What is being asked – The expected output is the full data, repeated exactly, without pictures.

--- Task data ---

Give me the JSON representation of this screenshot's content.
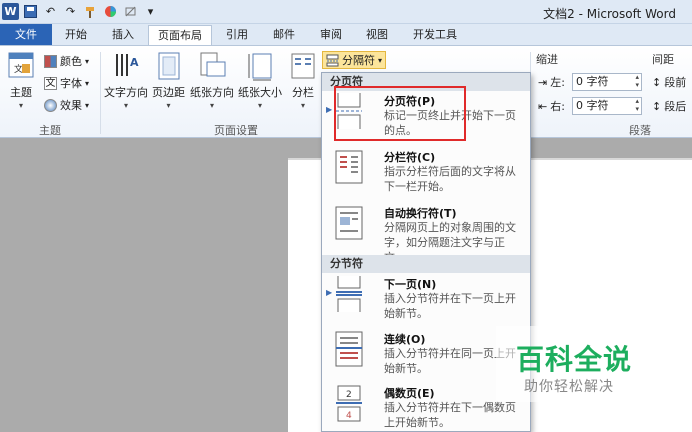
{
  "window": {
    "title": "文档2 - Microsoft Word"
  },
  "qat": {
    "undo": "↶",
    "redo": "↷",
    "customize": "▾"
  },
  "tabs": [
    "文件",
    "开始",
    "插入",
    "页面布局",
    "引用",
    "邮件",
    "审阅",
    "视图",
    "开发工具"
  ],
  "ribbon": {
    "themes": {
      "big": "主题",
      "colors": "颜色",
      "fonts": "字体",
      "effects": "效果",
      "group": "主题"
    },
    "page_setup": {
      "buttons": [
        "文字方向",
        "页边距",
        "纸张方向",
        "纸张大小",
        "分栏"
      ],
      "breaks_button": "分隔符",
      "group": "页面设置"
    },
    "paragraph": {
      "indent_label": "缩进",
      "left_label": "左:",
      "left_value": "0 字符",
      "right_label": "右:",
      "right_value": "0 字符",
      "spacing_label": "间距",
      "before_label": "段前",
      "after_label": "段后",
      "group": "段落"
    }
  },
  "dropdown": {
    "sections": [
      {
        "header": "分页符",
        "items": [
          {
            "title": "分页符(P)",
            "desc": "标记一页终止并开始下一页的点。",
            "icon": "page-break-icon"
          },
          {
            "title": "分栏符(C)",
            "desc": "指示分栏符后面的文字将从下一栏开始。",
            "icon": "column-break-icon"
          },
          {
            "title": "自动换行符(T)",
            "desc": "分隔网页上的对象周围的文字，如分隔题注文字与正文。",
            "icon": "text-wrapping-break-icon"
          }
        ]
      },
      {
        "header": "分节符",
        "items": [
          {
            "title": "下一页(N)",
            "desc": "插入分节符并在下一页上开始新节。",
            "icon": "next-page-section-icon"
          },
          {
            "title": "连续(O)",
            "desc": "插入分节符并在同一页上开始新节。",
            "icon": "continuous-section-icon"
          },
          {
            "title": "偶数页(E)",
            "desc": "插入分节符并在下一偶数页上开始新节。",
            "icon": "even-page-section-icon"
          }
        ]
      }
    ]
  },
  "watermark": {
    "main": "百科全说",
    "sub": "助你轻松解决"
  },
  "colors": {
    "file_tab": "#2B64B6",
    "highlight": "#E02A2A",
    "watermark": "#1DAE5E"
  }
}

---

Exercise result –
Give me the JSON representation of this screenshot's content.
{
  "window": {
    "title": "文档2 - Microsoft Word"
  },
  "qat": {
    "undo": "↶",
    "redo": "↷",
    "customize": "▾"
  },
  "tabs": [
    "文件",
    "开始",
    "插入",
    "页面布局",
    "引用",
    "邮件",
    "审阅",
    "视图",
    "开发工具"
  ],
  "ribbon": {
    "themes": {
      "big": "主题",
      "colors": "颜色",
      "fonts": "字体",
      "effects": "效果",
      "group": "主题"
    },
    "page_setup": {
      "buttons": [
        "文字方向",
        "页边距",
        "纸张方向",
        "纸张大小",
        "分栏"
      ],
      "breaks_button": "分隔符",
      "group": "页面设置"
    },
    "paragraph": {
      "indent_label": "缩进",
      "left_label": "左:",
      "left_value": "0 字符",
      "right_label": "右:",
      "right_value": "0 字符",
      "spacing_label": "间距",
      "before_label": "段前",
      "after_label": "段后",
      "group": "段落"
    }
  },
  "dropdown": {
    "sections": [
      {
        "header": "分页符",
        "items": [
          {
            "title": "分页符(P)",
            "desc": "标记一页终止并开始下一页的点。",
            "icon": "page-break-icon"
          },
          {
            "title": "分栏符(C)",
            "desc": "指示分栏符后面的文字将从下一栏开始。",
            "icon": "column-break-icon"
          },
          {
            "title": "自动换行符(T)",
            "desc": "分隔网页上的对象周围的文字，如分隔题注文字与正文。",
            "icon": "text-wrapping-break-icon"
          }
        ]
      },
      {
        "header": "分节符",
        "items": [
          {
            "title": "下一页(N)",
            "desc": "插入分节符并在下一页上开始新节。",
            "icon": "next-page-section-icon"
          },
          {
            "title": "连续(O)",
            "desc": "插入分节符并在同一页上开始新节。",
            "icon": "continuous-section-icon"
          },
          {
            "title": "偶数页(E)",
            "desc": "插入分节符并在下一偶数页上开始新节。",
            "icon": "even-page-section-icon"
          }
        ]
      }
    ]
  },
  "watermark": {
    "main": "百科全说",
    "sub": "助你轻松解决"
  },
  "colors": {
    "file_tab": "#2B64B6",
    "highlight": "#E02A2A",
    "watermark": "#1DAE5E"
  }
}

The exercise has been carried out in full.